ISRO successfully launches Sun mission, to reach destination in 125 days
ISRO successfully launches Sun mission

Sriharikota: Days after scripting history by becoming the only nation to achieve a successful soft landing near the south pole of the moon, India added another feather to its space exploration cap on Saturday with the successful launch of the Aditya-L1 mission.

India’s first solar space observatory mission was launched on the Polar Satellite Launch Vehicle (PSLV) XL from the Satish Dhawan Space Centre in Sriharikota at 11.50 am. The separation of Aditya-L1 and its injection into an elliptical orbit around the Earth was successful and took about 63 minutes.

Aditya-L1 will be placed in the halo orbit around Lagrange point 1 (L1) of the sun-Earth system, which is about 1.5 million km from Earth. The journey to L1 will take 125 days.

Discovered by mathematician Joseph-Louis Lagrange, Lagrangian points are places in space where gravitational forces, acting between two objects, balance each other in such a way that spacecraft can remain in a fixed position with minimal fuel consumption.

The L1 point is considered the most significant of the Lagrangian points for solar observations.
According to ISRO, the key objectives of the mission are understanding the coronal heating and solar wind acceleration; understanding initiation of Coronal Mass Ejection (CME), flares and near-Earth space weather; gaining knowledge of coupling and dynamics of the solar atmosphere; and getting a deeper understanding of solar wind distribution and temperature anisotropy (non-uniformity in different directions).

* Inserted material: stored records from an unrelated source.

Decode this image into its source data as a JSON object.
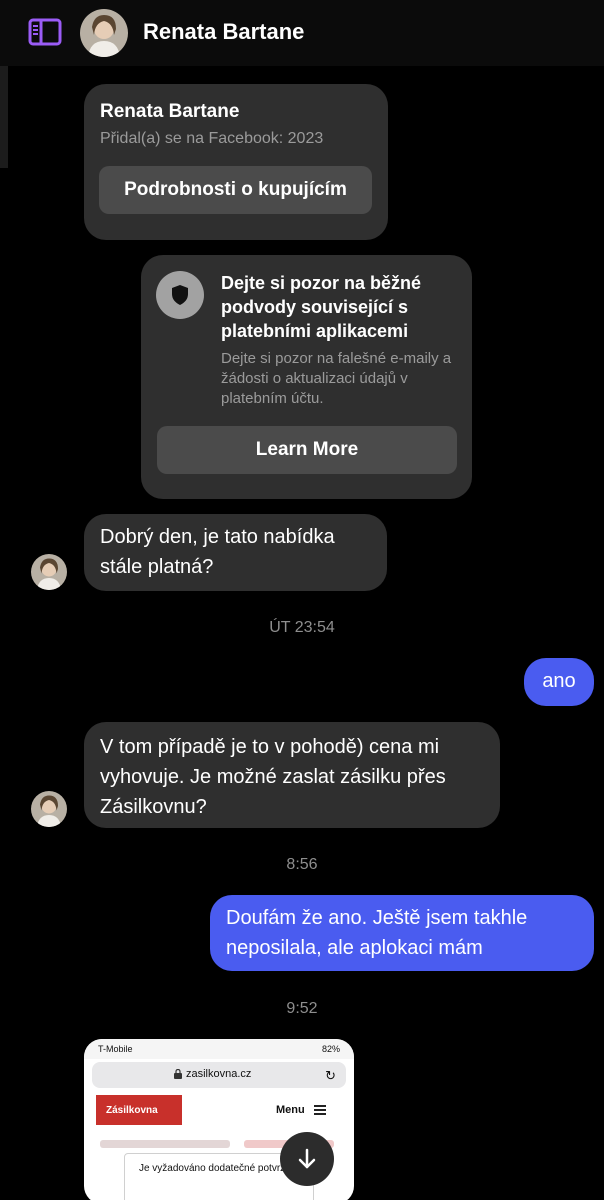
{
  "header": {
    "contact_name": "Renata Bartane",
    "sidebar_icon": "sidebar-toggle-icon"
  },
  "profile_card": {
    "name": "Renata Bartane",
    "joined": "Přidal(a) se na Facebook: 2023",
    "button_label": "Podrobnosti o kupujícím"
  },
  "warning_card": {
    "icon": "shield-icon",
    "title": "Dejte si pozor na běžné podvody související s platebními aplikacemi",
    "body": "Dejte si pozor na falešné e-maily a žádosti o aktualizaci údajů v platebním účtu.",
    "button_label": "Learn More"
  },
  "messages": [
    {
      "direction": "in",
      "text": "Dobrý den, je tato nabídka stále platná?"
    },
    {
      "direction": "out",
      "text": "ano"
    },
    {
      "direction": "in",
      "text": "V tom případě je to v pohodě) cena mi vyhovuje. Je možné zaslat zásilku přes Zásilkovnu?"
    },
    {
      "direction": "out",
      "text": "Doufám že ano. Ještě jsem  takhle neposilala, ale aplokaci mám"
    }
  ],
  "timestamps": [
    "ÚT 23:54",
    "8:56",
    "9:52"
  ],
  "screenshot_attachment": {
    "carrier": "T-Mobile",
    "battery": "82%",
    "url": "zasilkovna.cz",
    "logo_text": "Zásilkovna",
    "menu_label": "Menu",
    "dialog_text": "Je vyžadováno dodatečné potvrzení"
  },
  "colors": {
    "background": "#000000",
    "incoming_bubble": "#2f2f2f",
    "outgoing_bubble": "#4a5cf0",
    "accent_icon": "#9b5cf6"
  }
}
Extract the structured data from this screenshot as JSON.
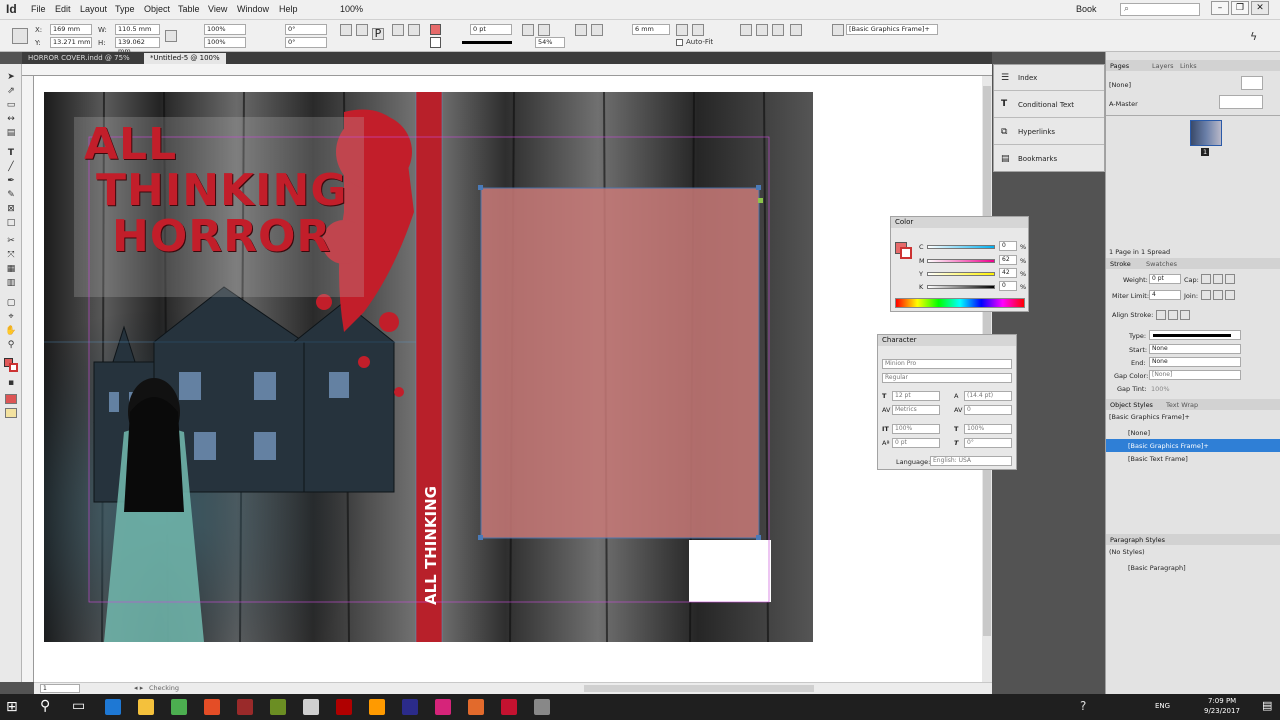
{
  "app": {
    "logo": "Id"
  },
  "menubar": {
    "items": [
      "File",
      "Edit",
      "Layout",
      "Type",
      "Object",
      "Table",
      "View",
      "Window",
      "Help"
    ],
    "zoom": "100%",
    "workspace": "Book"
  },
  "control": {
    "x_label": "X:",
    "x_value": "169 mm",
    "y_label": "Y:",
    "y_value": "13.271 mm",
    "w_label": "W:",
    "w_value": "110.5 mm",
    "h_label": "H:",
    "h_value": "139.062 mm",
    "scale_x": "100%",
    "scale_y": "100%",
    "rotate": "0°",
    "shear": "0°",
    "stroke_weight": "0 pt",
    "opacity": "54%",
    "gap": "6 mm",
    "autofit": "Auto-Fit",
    "object_style": "[Basic Graphics Frame]+"
  },
  "tabs": [
    {
      "label": "HORROR COVER.indd @ 75%"
    },
    {
      "label": "*Untitled-5 @ 100%"
    }
  ],
  "cover": {
    "title_line1": "ALL",
    "title_line2": "THINKING",
    "title_line3": "HORROR",
    "spine_text": "ALL THINKING",
    "colors": {
      "blood": "#c21e2a",
      "pink_overlay": "#c97a78",
      "spine": "#b8202a"
    }
  },
  "float_panels": {
    "items": [
      "Index",
      "Conditional Text",
      "Hyperlinks",
      "Bookmarks"
    ]
  },
  "color_panel": {
    "title": "Color",
    "channels": [
      {
        "label": "C",
        "value": "0"
      },
      {
        "label": "M",
        "value": "62"
      },
      {
        "label": "Y",
        "value": "42"
      },
      {
        "label": "K",
        "value": "0"
      }
    ],
    "percent": "%"
  },
  "character_panel": {
    "title": "Character",
    "font": "Minion Pro",
    "style": "Regular",
    "size": "12 pt",
    "leading": "(14.4 pt)",
    "kerning": "Metrics",
    "tracking": "0",
    "vscale": "100%",
    "hscale": "100%",
    "baseline": "0 pt",
    "skew": "0°",
    "language_label": "Language:",
    "language": "English: USA"
  },
  "pages_panel": {
    "tabs": [
      "Pages",
      "Layers",
      "Links"
    ],
    "none": "[None]",
    "master": "A-Master",
    "page_number": "1",
    "status": "1 Page in 1 Spread"
  },
  "stroke_panel": {
    "tabs": [
      "Stroke",
      "Swatches"
    ],
    "weight_label": "Weight:",
    "weight": "0 pt",
    "cap_label": "Cap:",
    "miter_label": "Miter Limit:",
    "miter": "4",
    "join_label": "Join:",
    "align_label": "Align Stroke:",
    "type_label": "Type:",
    "start_label": "Start:",
    "start": "None",
    "end_label": "End:",
    "end": "None",
    "gap_color_label": "Gap Color:",
    "gap_color": "[None]",
    "gap_tint_label": "Gap Tint:",
    "gap_tint": "100%"
  },
  "object_styles": {
    "tabs": [
      "Object Styles",
      "Text Wrap"
    ],
    "current": "[Basic Graphics Frame]+",
    "items": [
      "[None]",
      "[Basic Graphics Frame]+",
      "[Basic Text Frame]"
    ],
    "selected_index": 1
  },
  "paragraph_styles": {
    "title": "Paragraph Styles",
    "current": "(No Styles)",
    "items": [
      "[Basic Paragraph]"
    ]
  },
  "statusbar": {
    "page": "1",
    "preflight": "Checking"
  },
  "taskbar": {
    "language": "ENG",
    "time": "7:09 PM",
    "date": "9/23/2017",
    "app_colors": [
      "#1e78d4",
      "#f4c13c",
      "#4caf50",
      "#e44d26",
      "#9a2a2a",
      "#6b8e23",
      "#cfcfcf",
      "#b00000",
      "#ff9a00",
      "#2b2b8a",
      "#d6247a",
      "#e26a2c",
      "#c41230",
      "#888888"
    ]
  }
}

Solar wind refers to a continual stream of protons and electrons from the sun’s corona, or outermost atmosphere, while coronal mass ejections are huge expulsions of coronal plasma and magnetic field lines ejected from the sun.

Aditya-L1 is carrying seven different payloads to conduct a detailed study of the sun, four of which will observe the light from the sun and the other three will measure in-situ parameters of the plasma and magnetic fields.

The primary payload, Visible Emission Line Coronagraph, will be sending 1,440 images per day to the ground station for analysis after it reaches the orbit around L1. (Courtesy: NDTV)